She said the Opposition would continue to get updates on the situation at the same time as the rest of New Zealand – during her public briefings.
The Prime Minister was then asked to respond to the criticism of her policies from the other end of the spectrum.
“What about the opposite – calls that we should close the borders to everyone, including Kiwis?” a reporter asked.
“That, I think, just demonstrates that there are a large number of people who sit in a very different position than what we’ve heard supported by the Opposition at the moment,” said Ms Ardern.
“On that, we of course have said that is not something that we have considered. It is simply not right to say that someone who has a legal right, you know as a citizen of this country, cannot come home.

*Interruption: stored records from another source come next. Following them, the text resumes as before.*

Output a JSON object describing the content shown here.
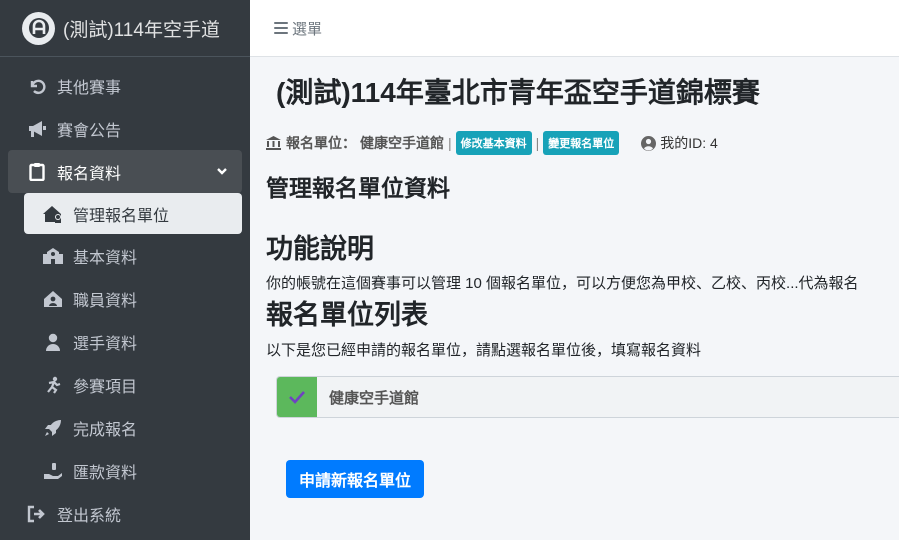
{
  "brand": {
    "title": "(測試)114年空手道"
  },
  "header": {
    "menu_label": "選單"
  },
  "sidebar": {
    "items": [
      {
        "label": "其他賽事",
        "icon": "undo-icon"
      },
      {
        "label": "賽會公告",
        "icon": "bullhorn-icon"
      },
      {
        "label": "報名資料",
        "icon": "clipboard-icon"
      },
      {
        "label": "管理報名單位",
        "icon": "house-user-icon"
      },
      {
        "label": "基本資料",
        "icon": "school-icon"
      },
      {
        "label": "職員資料",
        "icon": "house-staff-icon"
      },
      {
        "label": "選手資料",
        "icon": "user-icon"
      },
      {
        "label": "參賽項目",
        "icon": "running-icon"
      },
      {
        "label": "完成報名",
        "icon": "rocket-icon"
      },
      {
        "label": "匯款資料",
        "icon": "hand-coin-icon"
      },
      {
        "label": "登出系統",
        "icon": "sign-out-icon"
      }
    ]
  },
  "main": {
    "page_title": "(測試)114年臺北市青年盃空手道錦標賽",
    "unit_label": "報名單位：",
    "unit_name": "健康空手道館",
    "separator": "|",
    "edit_basic_badge": "修改基本資料",
    "change_unit_badge": "變更報名單位",
    "my_id": "我的ID: 4",
    "manage_heading": "管理報名單位資料",
    "function_heading": "功能說明",
    "function_text": "你的帳號在這個賽事可以管理 10 個報名單位，可以方便您為甲校、乙校、丙校...代為報名",
    "list_heading": "報名單位列表",
    "list_text": "以下是您已經申請的報名單位，請點選報名單位後，填寫報名資料",
    "units": [
      {
        "name": "健康空手道館"
      }
    ],
    "apply_button": "申請新報名單位"
  },
  "colors": {
    "sidebar_bg": "#343a40",
    "badge": "#17a2b8",
    "primary": "#007bff",
    "success": "#5cb85c",
    "active_item_bg": "#e9ecef"
  }
}
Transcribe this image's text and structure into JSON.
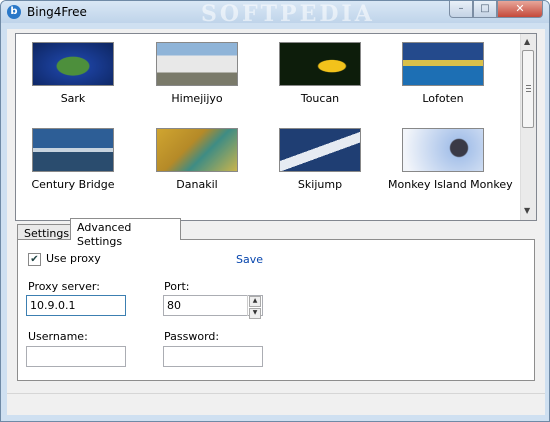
{
  "window": {
    "title": "Bing4Free",
    "watermark": "SOFTPEDIA",
    "controls": {
      "minimize": "–",
      "maximize": "□",
      "close": "✕"
    }
  },
  "gallery": {
    "items": [
      {
        "caption": "Sark",
        "icon": "island-photo",
        "colors": [
          "#1b3f9a",
          "#3a7d3b"
        ]
      },
      {
        "caption": "Himejijyo",
        "icon": "castle-photo",
        "colors": [
          "#8fb4d8",
          "#e8e8e8"
        ]
      },
      {
        "caption": "Toucan",
        "icon": "toucan-photo",
        "colors": [
          "#0d1d0b",
          "#f2c21b"
        ]
      },
      {
        "caption": "Lofoten",
        "icon": "lofoten-photo",
        "colors": [
          "#244a8c",
          "#d9c04a"
        ]
      },
      {
        "caption": "Century Bridge",
        "icon": "bridge-photo",
        "colors": [
          "#2d5e96",
          "#c7d3de"
        ]
      },
      {
        "caption": "Danakil",
        "icon": "danakil-photo",
        "colors": [
          "#b58a28",
          "#3e8c84"
        ]
      },
      {
        "caption": "Skijump",
        "icon": "skijump-photo",
        "colors": [
          "#1f3e73",
          "#e6ebf2"
        ]
      },
      {
        "caption": "Monkey Island Monkey",
        "icon": "monkey-photo",
        "colors": [
          "#a9c3ea",
          "#f2f5fa"
        ]
      }
    ]
  },
  "tabs": [
    {
      "label": "Settings",
      "active": false
    },
    {
      "label": "Advanced Settings",
      "active": true
    }
  ],
  "advanced": {
    "use_proxy_label": "Use proxy",
    "use_proxy_checked": "✔",
    "save_label": "Save",
    "proxy_server_label": "Proxy server:",
    "proxy_server_value": "10.9.0.1",
    "port_label": "Port:",
    "port_value": "80",
    "username_label": "Username:",
    "username_value": "",
    "password_label": "Password:",
    "password_value": ""
  }
}
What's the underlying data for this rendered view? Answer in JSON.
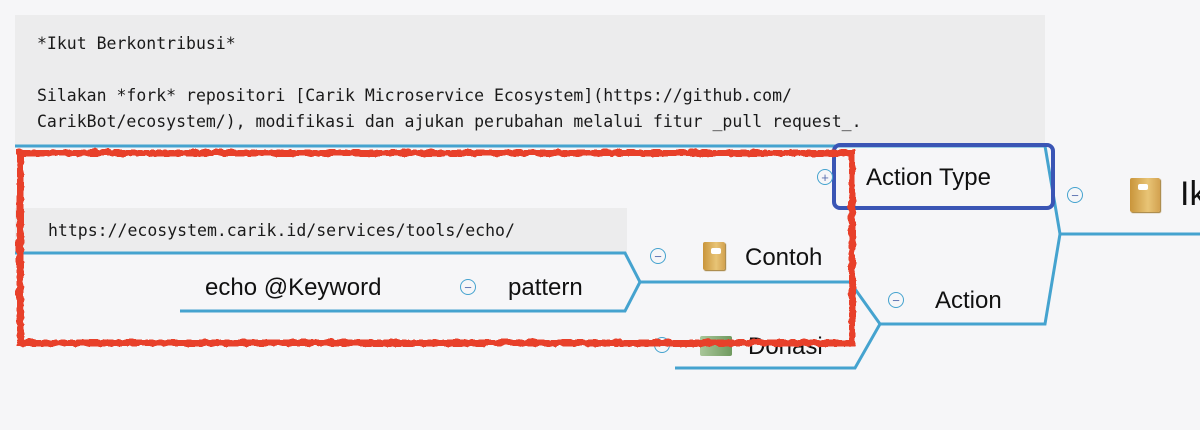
{
  "note_top": {
    "line1": "*Ikut Berkontribusi*",
    "line2": "Silakan *fork* repositori [Carik Microservice Ecosystem](https://github.com/",
    "line3": "CarikBot/ecosystem/), modifikasi dan ajukan perubahan melalui fitur _pull request_."
  },
  "nodes": {
    "root": "Ik",
    "action_type": "Action Type",
    "action": "Action",
    "contoh": "Contoh",
    "donasi": "Donasi",
    "pattern": "pattern",
    "echo_keyword": "echo @Keyword",
    "url_note": "https://ecosystem.carik.id/services/tools/echo/"
  },
  "colors": {
    "branch": "#45a3cf",
    "selection": "#3a55b5",
    "annotation": "#e8402a"
  }
}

“For every case that someone’s arguing against (allowing to return), that is someone’s mother, that is someone’s brother, someone’s sister, someone’s spouse.
“We can’t deem someone stateless. Because if you remove their ability to go to the place they’re able to legally reside, they could then become an illegal person somewhere else.”
Another reporter asked whether expat New Zealanders wanting to return home might “feel unwelcome” because of the public debate.
“No. Nor should they. We are working very hard to make sure that we can cater for them,” Ms Ardern responded.
“The answer that I just gave – it is their right to come home, and they are someone’s loved one. They may themselves be in a very difficult position.
“Many may have lost work, many may have family members that they need to support. There are ample reasons why we need to ensure that they can return.”
She did concede that the number of New Zealanders returning would soon overwhelm the government’s current quarantine capacity.
With that in mind, it is working rapidly to expand the number of people it can support.
Ms Ardern specified that there are currently 6103 beds, 4858 of which are occupied. The government is expecting 2751 new arrivals this week, with 1759 people departing quarantine in that period.
Do the maths, and that leaves a mere 253 spare beds by week’s end.
However, she stressed that four new quarantine facilities should be open by the end of the week, raising that figure to 897.
New Zealand currently has 22 active cases of the virus, all of which came from overseas and are contained in quarantine. There is no evidence of community transmission.
It recorded no new cases in the last 24 hours.